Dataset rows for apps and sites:

====

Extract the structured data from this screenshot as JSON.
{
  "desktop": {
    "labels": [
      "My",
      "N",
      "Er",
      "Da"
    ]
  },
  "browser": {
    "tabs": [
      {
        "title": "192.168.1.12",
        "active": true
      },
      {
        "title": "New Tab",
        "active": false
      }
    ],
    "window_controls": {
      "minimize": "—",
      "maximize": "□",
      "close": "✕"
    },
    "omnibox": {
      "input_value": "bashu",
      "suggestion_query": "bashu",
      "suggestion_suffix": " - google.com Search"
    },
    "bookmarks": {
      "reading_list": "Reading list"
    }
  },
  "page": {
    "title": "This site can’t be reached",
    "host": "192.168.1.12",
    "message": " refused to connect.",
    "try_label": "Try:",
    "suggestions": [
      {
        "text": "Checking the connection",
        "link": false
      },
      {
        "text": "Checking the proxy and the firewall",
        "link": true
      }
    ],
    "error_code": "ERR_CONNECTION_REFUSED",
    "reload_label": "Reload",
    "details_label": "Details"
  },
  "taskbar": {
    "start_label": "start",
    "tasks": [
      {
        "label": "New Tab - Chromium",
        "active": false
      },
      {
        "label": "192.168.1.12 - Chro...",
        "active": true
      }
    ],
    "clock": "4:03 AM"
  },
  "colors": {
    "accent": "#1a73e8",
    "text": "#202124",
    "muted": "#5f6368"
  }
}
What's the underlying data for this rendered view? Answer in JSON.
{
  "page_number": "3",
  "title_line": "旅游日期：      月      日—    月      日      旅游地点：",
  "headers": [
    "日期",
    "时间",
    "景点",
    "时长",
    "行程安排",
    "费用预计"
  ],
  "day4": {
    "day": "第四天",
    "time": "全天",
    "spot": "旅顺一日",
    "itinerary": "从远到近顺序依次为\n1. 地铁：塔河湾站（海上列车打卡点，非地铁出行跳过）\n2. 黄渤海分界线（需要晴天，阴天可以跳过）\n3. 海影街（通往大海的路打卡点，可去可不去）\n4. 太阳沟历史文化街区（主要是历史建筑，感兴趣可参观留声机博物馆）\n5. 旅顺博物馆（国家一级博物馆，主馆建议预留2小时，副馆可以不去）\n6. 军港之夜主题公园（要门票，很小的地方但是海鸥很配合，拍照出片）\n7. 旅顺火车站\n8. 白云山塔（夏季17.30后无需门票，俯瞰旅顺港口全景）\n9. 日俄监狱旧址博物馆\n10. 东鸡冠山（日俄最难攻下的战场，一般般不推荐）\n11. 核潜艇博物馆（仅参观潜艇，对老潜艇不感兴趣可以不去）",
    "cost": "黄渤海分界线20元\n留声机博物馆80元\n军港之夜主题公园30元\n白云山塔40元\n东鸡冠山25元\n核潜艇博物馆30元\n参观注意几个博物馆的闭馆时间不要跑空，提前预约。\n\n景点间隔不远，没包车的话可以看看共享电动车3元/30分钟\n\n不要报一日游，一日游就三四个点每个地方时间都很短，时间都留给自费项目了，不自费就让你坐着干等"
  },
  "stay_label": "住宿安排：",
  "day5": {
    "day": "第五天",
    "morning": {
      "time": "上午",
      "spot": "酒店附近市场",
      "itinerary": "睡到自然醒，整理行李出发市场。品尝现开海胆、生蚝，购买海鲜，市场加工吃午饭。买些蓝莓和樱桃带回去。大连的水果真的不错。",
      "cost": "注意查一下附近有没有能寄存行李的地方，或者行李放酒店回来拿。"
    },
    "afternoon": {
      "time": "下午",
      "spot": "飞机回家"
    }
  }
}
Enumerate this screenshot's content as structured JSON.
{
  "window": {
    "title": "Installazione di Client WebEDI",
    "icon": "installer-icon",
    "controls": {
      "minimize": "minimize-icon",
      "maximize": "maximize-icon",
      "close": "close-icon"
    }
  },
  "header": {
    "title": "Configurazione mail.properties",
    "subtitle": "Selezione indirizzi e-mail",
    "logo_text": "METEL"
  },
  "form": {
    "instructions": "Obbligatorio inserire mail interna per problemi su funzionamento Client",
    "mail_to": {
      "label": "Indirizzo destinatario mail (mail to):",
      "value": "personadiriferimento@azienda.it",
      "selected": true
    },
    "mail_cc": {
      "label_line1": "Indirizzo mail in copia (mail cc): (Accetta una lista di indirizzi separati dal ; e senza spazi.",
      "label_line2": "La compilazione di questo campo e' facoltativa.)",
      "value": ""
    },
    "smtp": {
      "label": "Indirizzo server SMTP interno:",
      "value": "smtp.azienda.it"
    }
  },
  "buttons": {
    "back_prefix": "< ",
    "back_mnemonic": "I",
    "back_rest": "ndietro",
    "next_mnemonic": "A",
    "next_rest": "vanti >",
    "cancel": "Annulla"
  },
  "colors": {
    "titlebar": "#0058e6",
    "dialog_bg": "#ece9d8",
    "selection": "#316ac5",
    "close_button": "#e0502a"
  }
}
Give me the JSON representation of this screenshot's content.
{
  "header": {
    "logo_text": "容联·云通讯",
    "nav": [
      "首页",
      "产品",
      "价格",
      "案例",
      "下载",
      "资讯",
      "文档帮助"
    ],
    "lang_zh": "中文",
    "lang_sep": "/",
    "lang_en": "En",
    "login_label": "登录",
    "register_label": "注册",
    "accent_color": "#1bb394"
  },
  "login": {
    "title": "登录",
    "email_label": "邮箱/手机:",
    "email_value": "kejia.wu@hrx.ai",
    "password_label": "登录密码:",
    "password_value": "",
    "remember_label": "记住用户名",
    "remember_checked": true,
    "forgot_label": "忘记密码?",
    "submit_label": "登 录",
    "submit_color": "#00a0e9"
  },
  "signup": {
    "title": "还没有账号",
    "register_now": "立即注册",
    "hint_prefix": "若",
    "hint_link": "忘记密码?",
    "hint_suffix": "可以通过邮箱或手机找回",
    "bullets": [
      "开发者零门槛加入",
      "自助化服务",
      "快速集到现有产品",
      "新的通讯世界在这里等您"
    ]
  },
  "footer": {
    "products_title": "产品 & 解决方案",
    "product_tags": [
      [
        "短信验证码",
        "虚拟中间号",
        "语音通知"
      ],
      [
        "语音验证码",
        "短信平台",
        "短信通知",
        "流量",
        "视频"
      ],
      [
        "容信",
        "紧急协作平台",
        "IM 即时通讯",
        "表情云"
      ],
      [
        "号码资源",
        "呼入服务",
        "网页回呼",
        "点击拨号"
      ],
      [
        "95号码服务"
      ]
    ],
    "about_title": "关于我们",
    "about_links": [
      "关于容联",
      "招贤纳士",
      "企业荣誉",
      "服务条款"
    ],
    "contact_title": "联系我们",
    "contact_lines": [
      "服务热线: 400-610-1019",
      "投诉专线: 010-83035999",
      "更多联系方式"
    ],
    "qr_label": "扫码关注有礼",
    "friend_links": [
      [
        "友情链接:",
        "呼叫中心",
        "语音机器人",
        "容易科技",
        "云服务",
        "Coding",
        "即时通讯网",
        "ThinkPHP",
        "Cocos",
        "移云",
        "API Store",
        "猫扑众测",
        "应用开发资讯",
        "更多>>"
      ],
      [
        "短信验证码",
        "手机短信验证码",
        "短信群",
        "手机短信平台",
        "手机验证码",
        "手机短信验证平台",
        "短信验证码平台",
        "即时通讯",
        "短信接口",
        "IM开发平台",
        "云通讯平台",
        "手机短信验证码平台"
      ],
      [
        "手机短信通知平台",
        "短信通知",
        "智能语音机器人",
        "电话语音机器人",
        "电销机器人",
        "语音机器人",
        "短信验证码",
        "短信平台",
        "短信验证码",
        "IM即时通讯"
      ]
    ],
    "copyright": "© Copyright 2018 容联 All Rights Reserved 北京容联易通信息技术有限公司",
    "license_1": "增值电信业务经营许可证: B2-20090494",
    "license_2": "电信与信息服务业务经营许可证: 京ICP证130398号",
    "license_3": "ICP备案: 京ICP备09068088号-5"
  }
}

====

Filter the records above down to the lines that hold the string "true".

        "active": true
        "link": true
        "active": true
      "selected": true
    "remember_checked": true,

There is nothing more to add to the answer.